(Excerpts from an interface dataset)
== Segment start ==

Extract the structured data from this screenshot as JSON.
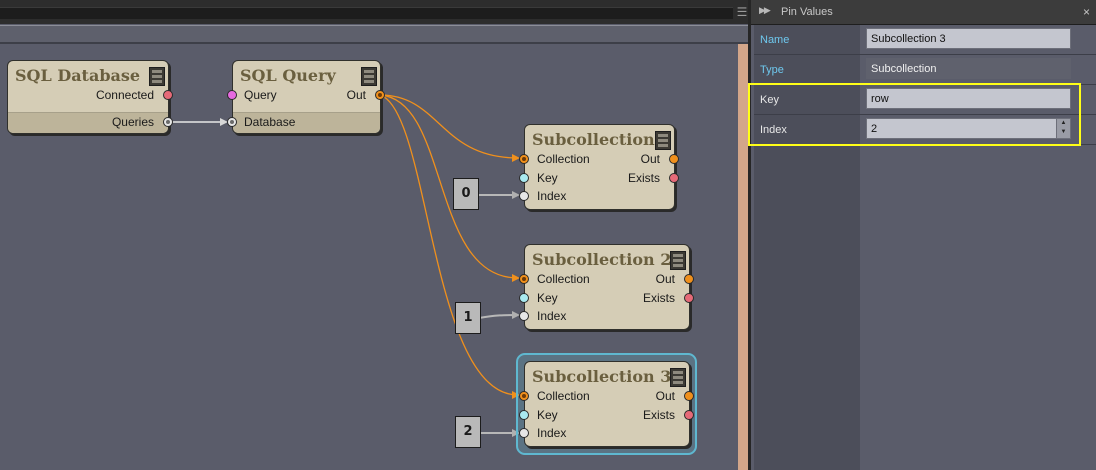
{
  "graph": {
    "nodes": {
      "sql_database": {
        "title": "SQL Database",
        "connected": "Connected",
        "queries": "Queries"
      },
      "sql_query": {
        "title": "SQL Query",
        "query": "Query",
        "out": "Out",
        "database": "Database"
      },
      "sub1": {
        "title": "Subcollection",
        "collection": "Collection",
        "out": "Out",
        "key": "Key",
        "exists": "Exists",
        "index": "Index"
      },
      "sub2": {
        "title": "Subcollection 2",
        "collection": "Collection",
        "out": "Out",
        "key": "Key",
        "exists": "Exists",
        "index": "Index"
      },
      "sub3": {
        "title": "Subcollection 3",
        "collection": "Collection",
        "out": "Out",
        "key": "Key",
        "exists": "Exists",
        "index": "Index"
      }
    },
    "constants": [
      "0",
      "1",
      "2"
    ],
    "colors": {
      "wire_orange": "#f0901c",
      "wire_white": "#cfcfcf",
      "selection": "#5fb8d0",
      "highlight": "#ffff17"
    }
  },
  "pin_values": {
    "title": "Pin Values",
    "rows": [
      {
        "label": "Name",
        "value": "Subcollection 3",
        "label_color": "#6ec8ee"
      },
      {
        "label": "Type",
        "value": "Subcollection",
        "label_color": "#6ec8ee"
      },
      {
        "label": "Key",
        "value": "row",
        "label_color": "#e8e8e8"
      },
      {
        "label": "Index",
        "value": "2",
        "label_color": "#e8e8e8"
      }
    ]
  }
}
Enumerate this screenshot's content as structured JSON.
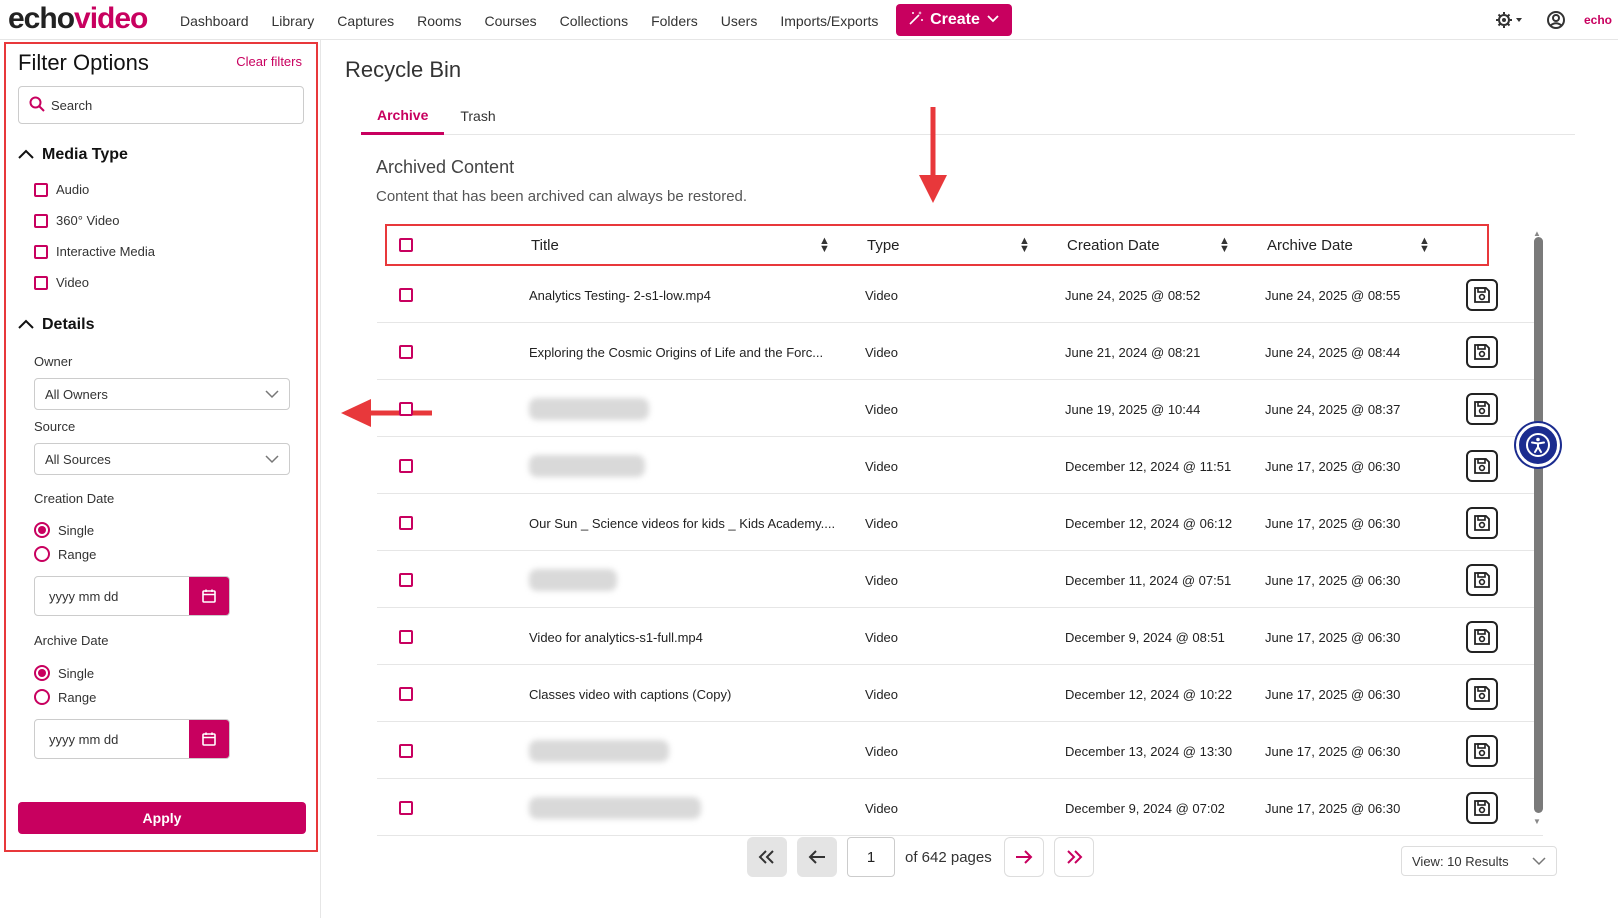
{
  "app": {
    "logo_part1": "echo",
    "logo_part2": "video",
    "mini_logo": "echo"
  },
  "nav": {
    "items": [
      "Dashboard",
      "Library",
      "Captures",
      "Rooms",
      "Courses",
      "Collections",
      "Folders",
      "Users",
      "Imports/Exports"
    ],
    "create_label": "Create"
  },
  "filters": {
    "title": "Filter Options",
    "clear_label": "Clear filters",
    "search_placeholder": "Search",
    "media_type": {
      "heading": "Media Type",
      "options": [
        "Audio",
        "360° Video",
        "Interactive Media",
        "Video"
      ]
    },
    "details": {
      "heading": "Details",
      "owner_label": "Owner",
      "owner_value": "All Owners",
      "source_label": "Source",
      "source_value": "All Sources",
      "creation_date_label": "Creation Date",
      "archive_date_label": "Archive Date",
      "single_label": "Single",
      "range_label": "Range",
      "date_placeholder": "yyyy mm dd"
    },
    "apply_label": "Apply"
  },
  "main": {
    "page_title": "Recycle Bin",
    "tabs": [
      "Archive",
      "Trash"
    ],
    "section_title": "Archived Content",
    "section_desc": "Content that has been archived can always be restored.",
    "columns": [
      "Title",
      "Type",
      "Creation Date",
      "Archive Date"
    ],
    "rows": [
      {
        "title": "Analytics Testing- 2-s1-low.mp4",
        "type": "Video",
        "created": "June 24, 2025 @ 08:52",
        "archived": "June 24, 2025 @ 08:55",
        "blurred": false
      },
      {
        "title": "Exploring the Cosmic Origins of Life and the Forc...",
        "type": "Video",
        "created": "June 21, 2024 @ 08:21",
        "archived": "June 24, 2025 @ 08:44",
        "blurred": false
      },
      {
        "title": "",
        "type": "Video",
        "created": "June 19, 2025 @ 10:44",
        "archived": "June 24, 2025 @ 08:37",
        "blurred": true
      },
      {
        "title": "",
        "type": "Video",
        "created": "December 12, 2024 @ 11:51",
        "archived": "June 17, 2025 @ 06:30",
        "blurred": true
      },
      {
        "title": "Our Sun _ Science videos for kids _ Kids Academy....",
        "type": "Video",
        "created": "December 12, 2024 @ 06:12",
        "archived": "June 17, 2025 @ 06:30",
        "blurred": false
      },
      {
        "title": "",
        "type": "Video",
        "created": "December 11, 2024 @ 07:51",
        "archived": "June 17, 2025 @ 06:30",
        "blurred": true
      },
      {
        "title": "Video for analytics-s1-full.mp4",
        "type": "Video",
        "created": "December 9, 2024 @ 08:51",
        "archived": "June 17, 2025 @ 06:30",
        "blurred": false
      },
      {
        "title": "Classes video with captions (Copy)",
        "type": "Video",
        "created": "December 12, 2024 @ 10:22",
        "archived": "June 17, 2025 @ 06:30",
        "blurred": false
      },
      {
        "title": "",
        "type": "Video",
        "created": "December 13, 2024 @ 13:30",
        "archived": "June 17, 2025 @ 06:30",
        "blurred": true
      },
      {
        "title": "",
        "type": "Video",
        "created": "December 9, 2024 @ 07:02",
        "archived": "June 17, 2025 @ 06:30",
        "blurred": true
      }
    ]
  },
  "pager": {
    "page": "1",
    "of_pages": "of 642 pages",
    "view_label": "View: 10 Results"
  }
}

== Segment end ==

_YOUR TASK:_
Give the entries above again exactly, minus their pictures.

_FINISHED TASK:_
Extract the structured data from this screenshot as JSON.
{
  "graph": {
    "nodes": {
      "sql_database": {
        "title": "SQL Database",
        "connected": "Connected",
        "queries": "Queries"
      },
      "sql_query": {
        "title": "SQL Query",
        "query": "Query",
        "out": "Out",
        "database": "Database"
      },
      "sub1": {
        "title": "Subcollection",
        "collection": "Collection",
        "out": "Out",
        "key": "Key",
        "exists": "Exists",
        "index": "Index"
      },
      "sub2": {
        "title": "Subcollection 2",
        "collection": "Collection",
        "out": "Out",
        "key": "Key",
        "exists": "Exists",
        "index": "Index"
      },
      "sub3": {
        "title": "Subcollection 3",
        "collection": "Collection",
        "out": "Out",
        "key": "Key",
        "exists": "Exists",
        "index": "Index"
      }
    },
    "constants": [
      "0",
      "1",
      "2"
    ],
    "colors": {
      "wire_orange": "#f0901c",
      "wire_white": "#cfcfcf",
      "selection": "#5fb8d0",
      "highlight": "#ffff17"
    }
  },
  "pin_values": {
    "title": "Pin Values",
    "rows": [
      {
        "label": "Name",
        "value": "Subcollection 3",
        "label_color": "#6ec8ee"
      },
      {
        "label": "Type",
        "value": "Subcollection",
        "label_color": "#6ec8ee"
      },
      {
        "label": "Key",
        "value": "row",
        "label_color": "#e8e8e8"
      },
      {
        "label": "Index",
        "value": "2",
        "label_color": "#e8e8e8"
      }
    ]
  }
}
Enumerate this screenshot's content as structured JSON.
{
  "app": {
    "logo_part1": "echo",
    "logo_part2": "video",
    "mini_logo": "echo"
  },
  "nav": {
    "items": [
      "Dashboard",
      "Library",
      "Captures",
      "Rooms",
      "Courses",
      "Collections",
      "Folders",
      "Users",
      "Imports/Exports"
    ],
    "create_label": "Create"
  },
  "filters": {
    "title": "Filter Options",
    "clear_label": "Clear filters",
    "search_placeholder": "Search",
    "media_type": {
      "heading": "Media Type",
      "options": [
        "Audio",
        "360° Video",
        "Interactive Media",
        "Video"
      ]
    },
    "details": {
      "heading": "Details",
      "owner_label": "Owner",
      "owner_value": "All Owners",
      "source_label": "Source",
      "source_value": "All Sources",
      "creation_date_label": "Creation Date",
      "archive_date_label": "Archive Date",
      "single_label": "Single",
      "range_label": "Range",
      "date_placeholder": "yyyy mm dd"
    },
    "apply_label": "Apply"
  },
  "main": {
    "page_title": "Recycle Bin",
    "tabs": [
      "Archive",
      "Trash"
    ],
    "section_title": "Archived Content",
    "section_desc": "Content that has been archived can always be restored.",
    "columns": [
      "Title",
      "Type",
      "Creation Date",
      "Archive Date"
    ],
    "rows": [
      {
        "title": "Analytics Testing- 2-s1-low.mp4",
        "type": "Video",
        "created": "June 24, 2025 @ 08:52",
        "archived": "June 24, 2025 @ 08:55",
        "blurred": false
      },
      {
        "title": "Exploring the Cosmic Origins of Life and the Forc...",
        "type": "Video",
        "created": "June 21, 2024 @ 08:21",
        "archived": "June 24, 2025 @ 08:44",
        "blurred": false
      },
      {
        "title": "",
        "type": "Video",
        "created": "June 19, 2025 @ 10:44",
        "archived": "June 24, 2025 @ 08:37",
        "blurred": true
      },
      {
        "title": "",
        "type": "Video",
        "created": "December 12, 2024 @ 11:51",
        "archived": "June 17, 2025 @ 06:30",
        "blurred": true
      },
      {
        "title": "Our Sun _ Science videos for kids _ Kids Academy....",
        "type": "Video",
        "created": "December 12, 2024 @ 06:12",
        "archived": "June 17, 2025 @ 06:30",
        "blurred": false
      },
      {
        "title": "",
        "type": "Video",
        "created": "December 11, 2024 @ 07:51",
        "archived": "June 17, 2025 @ 06:30",
        "blurred": true
      },
      {
        "title": "Video for analytics-s1-full.mp4",
        "type": "Video",
        "created": "December 9, 2024 @ 08:51",
        "archived": "June 17, 2025 @ 06:30",
        "blurred": false
      },
      {
        "title": "Classes video with captions (Copy)",
        "type": "Video",
        "created": "December 12, 2024 @ 10:22",
        "archived": "June 17, 2025 @ 06:30",
        "blurred": false
      },
      {
        "title": "",
        "type": "Video",
        "created": "December 13, 2024 @ 13:30",
        "archived": "June 17, 2025 @ 06:30",
        "blurred": true
      },
      {
        "title": "",
        "type": "Video",
        "created": "December 9, 2024 @ 07:02",
        "archived": "June 17, 2025 @ 06:30",
        "blurred": true
      }
    ]
  },
  "pager": {
    "page": "1",
    "of_pages": "of 642 pages",
    "view_label": "View: 10 Results"
  }
}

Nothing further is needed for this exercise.